Students wrote critical essays on Marian Wright Edelman's Convocation lecture and the vocation of a teacher; on the Eliot-McCosh debates and their undergraduate institution's balance of electives and requirements; on the exploitation of student labor and the value of literacy and literature; on the rationale for studying criticism; on Judy Shepherd's lecture at Fredonia, The Laramie Project, and queer young adult literature; on how our assigned readings framed debates over the definition of literary studies. Two practicing teachers decided to do structured field experiences, where they planned, taught, and reflected upon units informed by the course. One had her students form teams and produce their own versions of Beyond Normal, with its mix of archival history and writing guide aimed specifically at Fredonia students; the other had his students explore pastoralism and ecocriticism and produce a multimedia response to works by Thoreau, Frost, and Oliver. Some were solid, some were very good, most were in between, but all at least understood the basics of the assignment and wrote capably. Still, I was left wondering how I could better prepare them to "reflect upon and figure out how to apply a key concept, method, or strategy that you have encountered in or out of the course this semester that matters to you and makes a difference to your future plans as a scholar/critic or teacher"--particularly, to focus their reflections and specify their applications.
Students' presentations could be divided into two groups: those who were at Fredonia to earn professional certification tended to focus on works they had heard about and were considering whether and how to teach, from Lowry's The Giver to Anderson's Speak to Runyon's Burn Journals to Hartinger's The Geography Club to Lee's To Kill a Mockingbird to Stoker's Dracula (to help contextualize his students' interest in the Twilight series) to Orwell's 1984 (to address issues of censorship, propaganda, and surveillance); those who were not tended to focus on a canonical writer they had missed or avoided in the past, such as Shakespeare (The Tempest) and Swift (Gulliver's Travels), or were into, such as Leopold (A Sand County Almanac). I was impressed by the students' creativity and effort, but struck again by the gap between my expectations and hopes and what most of them produced. Once again I'll have to better explicate the key elements of the assignment:
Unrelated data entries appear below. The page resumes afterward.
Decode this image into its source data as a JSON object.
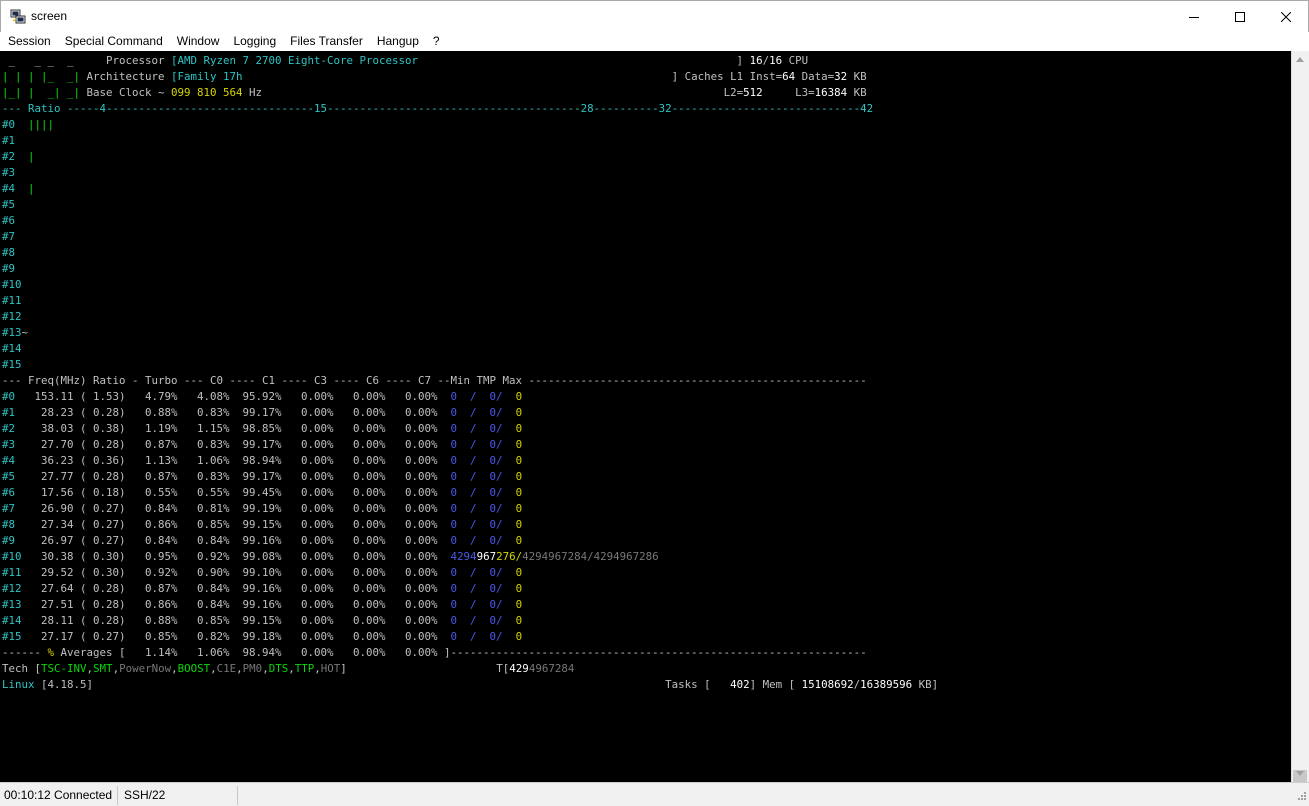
{
  "window": {
    "title": "screen"
  },
  "menu": [
    "Session",
    "Special Command",
    "Window",
    "Logging",
    "Files Transfer",
    "Hangup",
    "?"
  ],
  "terminal": {
    "lines": [
      [
        [
          "w",
          " _   _ _  _     Processor "
        ],
        [
          "cy",
          "["
        ],
        [
          "cy",
          "AMD Ryzen 7 2700 Eight-Core Processor"
        ],
        [
          "w",
          "                                                 ] "
        ],
        [
          "bw",
          "16"
        ],
        [
          "w",
          "/"
        ],
        [
          "bw",
          "16"
        ],
        [
          "w",
          " CPU"
        ]
      ],
      [
        [
          "gr",
          "| | | |_  _|"
        ],
        [
          "w",
          " Architecture "
        ],
        [
          "cy",
          "["
        ],
        [
          "cy",
          "Family 17h"
        ],
        [
          "w",
          "                                                                  ] Caches L1 Inst="
        ],
        [
          "bw",
          "64"
        ],
        [
          "w",
          " Data="
        ],
        [
          "bw",
          "32"
        ],
        [
          "w",
          " KB"
        ]
      ],
      [
        [
          "gr",
          "|_| |  _| _|"
        ],
        [
          "w",
          " Base Clock ~ "
        ],
        [
          "yl",
          "099 810 564"
        ],
        [
          "w",
          " Hz                                                                       L2="
        ],
        [
          "bw",
          "512"
        ],
        [
          "w",
          "     L3="
        ],
        [
          "bw",
          "16384"
        ],
        [
          "w",
          " KB"
        ]
      ],
      [
        [
          "cy",
          "--- Ratio -----"
        ],
        [
          "cy",
          "4"
        ],
        [
          "cy",
          "--------------------------------"
        ],
        [
          "cy",
          "15"
        ],
        [
          "cy",
          "---------------------------------------"
        ],
        [
          "cy",
          "28"
        ],
        [
          "cy",
          "----------"
        ],
        [
          "cy",
          "32"
        ],
        [
          "cy",
          "-----------------------------"
        ],
        [
          "cy",
          "42"
        ]
      ],
      [
        [
          "cy",
          "#0  "
        ],
        [
          "gr",
          "||||"
        ]
      ],
      [
        [
          "cy",
          "#1"
        ]
      ],
      [
        [
          "cy",
          "#2  "
        ],
        [
          "gr",
          "|"
        ]
      ],
      [
        [
          "cy",
          "#3"
        ]
      ],
      [
        [
          "cy",
          "#4  "
        ],
        [
          "gr",
          "|"
        ]
      ],
      [
        [
          "cy",
          "#5"
        ]
      ],
      [
        [
          "cy",
          "#6"
        ]
      ],
      [
        [
          "cy",
          "#7"
        ]
      ],
      [
        [
          "cy",
          "#8"
        ]
      ],
      [
        [
          "cy",
          "#9"
        ]
      ],
      [
        [
          "cy",
          "#10"
        ]
      ],
      [
        [
          "cy",
          "#11"
        ]
      ],
      [
        [
          "cy",
          "#12"
        ]
      ],
      [
        [
          "cy",
          "#13"
        ],
        [
          "w",
          "~"
        ]
      ],
      [
        [
          "cy",
          "#14"
        ]
      ],
      [
        [
          "cy",
          "#15"
        ]
      ],
      [
        [
          "w",
          "--- Freq"
        ],
        [
          "w",
          "(MHz)"
        ],
        [
          "w",
          " Ratio - Turbo --- C0 ---- C1 ---- C3 ---- C6 ---- C7 --Min TMP Max ----------------------------------------------------"
        ]
      ],
      [
        [
          "cy",
          "#0 "
        ],
        [
          "w",
          "  153.11 ( 1.53)   4.79%   4.08%  95.92%   0.00%   0.00%   0.00%  "
        ],
        [
          "bl",
          "0  /  0/  "
        ],
        [
          "yl",
          "0"
        ]
      ],
      [
        [
          "cy",
          "#1 "
        ],
        [
          "w",
          "   28.23 ( 0.28)   0.88%   0.83%  99.17%   0.00%   0.00%   0.00%  "
        ],
        [
          "bl",
          "0  /  0/  "
        ],
        [
          "yl",
          "0"
        ]
      ],
      [
        [
          "cy",
          "#2 "
        ],
        [
          "w",
          "   38.03 ( 0.38)   1.19%   1.15%  98.85%   0.00%   0.00%   0.00%  "
        ],
        [
          "bl",
          "0  /  0/  "
        ],
        [
          "yl",
          "0"
        ]
      ],
      [
        [
          "cy",
          "#3 "
        ],
        [
          "w",
          "   27.70 ( 0.28)   0.87%   0.83%  99.17%   0.00%   0.00%   0.00%  "
        ],
        [
          "bl",
          "0  /  0/  "
        ],
        [
          "yl",
          "0"
        ]
      ],
      [
        [
          "cy",
          "#4 "
        ],
        [
          "w",
          "   36.23 ( 0.36)   1.13%   1.06%  98.94%   0.00%   0.00%   0.00%  "
        ],
        [
          "bl",
          "0  /  0/  "
        ],
        [
          "yl",
          "0"
        ]
      ],
      [
        [
          "cy",
          "#5 "
        ],
        [
          "w",
          "   27.77 ( 0.28)   0.87%   0.83%  99.17%   0.00%   0.00%   0.00%  "
        ],
        [
          "bl",
          "0  /  0/  "
        ],
        [
          "yl",
          "0"
        ]
      ],
      [
        [
          "cy",
          "#6 "
        ],
        [
          "w",
          "   17.56 ( 0.18)   0.55%   0.55%  99.45%   0.00%   0.00%   0.00%  "
        ],
        [
          "bl",
          "0  /  0/  "
        ],
        [
          "yl",
          "0"
        ]
      ],
      [
        [
          "cy",
          "#7 "
        ],
        [
          "w",
          "   26.90 ( 0.27)   0.84%   0.81%  99.19%   0.00%   0.00%   0.00%  "
        ],
        [
          "bl",
          "0  /  0/  "
        ],
        [
          "yl",
          "0"
        ]
      ],
      [
        [
          "cy",
          "#8 "
        ],
        [
          "w",
          "   27.34 ( 0.27)   0.86%   0.85%  99.15%   0.00%   0.00%   0.00%  "
        ],
        [
          "bl",
          "0  /  0/  "
        ],
        [
          "yl",
          "0"
        ]
      ],
      [
        [
          "cy",
          "#9 "
        ],
        [
          "w",
          "   26.97 ( 0.27)   0.84%   0.84%  99.16%   0.00%   0.00%   0.00%  "
        ],
        [
          "bl",
          "0  /  0/  "
        ],
        [
          "yl",
          "0"
        ]
      ],
      [
        [
          "cy",
          "#10"
        ],
        [
          "w",
          "   30.38 ( 0.30)   0.95%   0.92%  99.08%   0.00%   0.00%   0.00%  "
        ],
        [
          "bl",
          "4294"
        ],
        [
          "bw",
          "967"
        ],
        [
          "yl",
          "276/"
        ],
        [
          "dg",
          "4294967284/4294967286"
        ]
      ],
      [
        [
          "cy",
          "#11"
        ],
        [
          "w",
          "   29.52 ( 0.30)   0.92%   0.90%  99.10%   0.00%   0.00%   0.00%  "
        ],
        [
          "bl",
          "0  /  0/  "
        ],
        [
          "yl",
          "0"
        ]
      ],
      [
        [
          "cy",
          "#12"
        ],
        [
          "w",
          "   27.64 ( 0.28)   0.87%   0.84%  99.16%   0.00%   0.00%   0.00%  "
        ],
        [
          "bl",
          "0  /  0/  "
        ],
        [
          "yl",
          "0"
        ]
      ],
      [
        [
          "cy",
          "#13"
        ],
        [
          "w",
          "   27.51 ( 0.28)   0.86%   0.84%  99.16%   0.00%   0.00%   0.00%  "
        ],
        [
          "bl",
          "0  /  0/  "
        ],
        [
          "yl",
          "0"
        ]
      ],
      [
        [
          "cy",
          "#14"
        ],
        [
          "w",
          "   28.11 ( 0.28)   0.88%   0.85%  99.15%   0.00%   0.00%   0.00%  "
        ],
        [
          "bl",
          "0  /  0/  "
        ],
        [
          "yl",
          "0"
        ]
      ],
      [
        [
          "cy",
          "#15"
        ],
        [
          "w",
          "   27.17 ( 0.27)   0.85%   0.82%  99.18%   0.00%   0.00%   0.00%  "
        ],
        [
          "bl",
          "0  /  0/  "
        ],
        [
          "yl",
          "0"
        ]
      ],
      [
        [
          "w",
          "------ "
        ],
        [
          "yl",
          "%"
        ],
        [
          "w",
          " Averages [   1.14%   1.06%  98.94%   0.00%   0.00%   0.00% ]----------------------------------------------------------------"
        ]
      ],
      [
        [
          "w",
          "Tech ["
        ],
        [
          "gr",
          "TSC-INV"
        ],
        [
          "w",
          ","
        ],
        [
          "gr",
          "SMT"
        ],
        [
          "w",
          ","
        ],
        [
          "dg",
          "PowerNow"
        ],
        [
          "w",
          ","
        ],
        [
          "gr",
          "BOOST"
        ],
        [
          "w",
          ","
        ],
        [
          "dg",
          "C1E"
        ],
        [
          "w",
          ","
        ],
        [
          "dg",
          "PM0"
        ],
        [
          "w",
          ","
        ],
        [
          "gr",
          "DTS"
        ],
        [
          "w",
          ","
        ],
        [
          "gr",
          "TTP"
        ],
        [
          "w",
          ","
        ],
        [
          "dg",
          "HOT"
        ],
        [
          "w",
          "]                       T["
        ],
        [
          "bw",
          "429"
        ],
        [
          "dg",
          "4967284"
        ]
      ],
      [
        [
          "cy",
          "Linux"
        ],
        [
          "w",
          " ["
        ],
        [
          "w",
          "4.18.5"
        ],
        [
          "w",
          "]                                                                                        Tasks [   "
        ],
        [
          "bw",
          "402"
        ],
        [
          "w",
          "] Mem [ "
        ],
        [
          "bw",
          "15108692"
        ],
        [
          "w",
          "/"
        ],
        [
          "bw",
          "16389596"
        ],
        [
          "w",
          " KB]"
        ]
      ]
    ]
  },
  "status": {
    "connection": "00:10:12 Connected",
    "protocol": "SSH/22"
  }
}
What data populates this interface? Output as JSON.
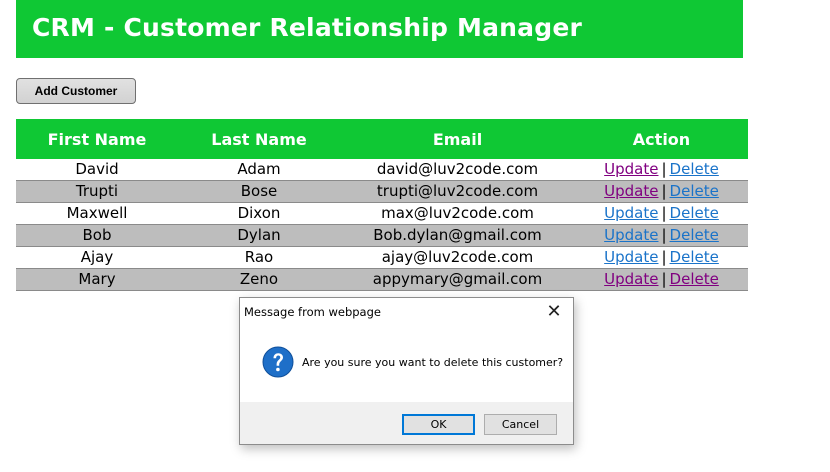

After choosing, reading, and researching the reception history of a work of your own choice that you haven't yet read, you will prepare and deliver a 10-minute presentation on it that connects some of the key ways it has been interpreted and valued with the issues we've engaged in the course that have mattered most to you and have best helped you clarify what you intend to do while a graduate student and after.
What I was hoping for was that students would focus on issues of disciplinarity, curriculum, profession, and/or institution, using their analysis of the work they had chosen and its reception history to speak to their current identity and future plans. Understandably but regrettably, most focused on teaching or research and not on the larger frames the course was designed to disclose.
Fortunately, students' final reflections showed that whatever their struggles on individual assignments, they really had gotten a lot out of the mini-seminar. They tracked their intellectual journeys in the course and pulled together the different readings and assignments with great thoughtfulness, creativity, passion, and specificity. At times, they were brutally honest about the parts of the course that didn't work for them, giving me some excellent ideas for revision. But most of all, they confirmed for me that the general direction, approach, and structure of the course was workable, needing refinement rather than a complete rethinking.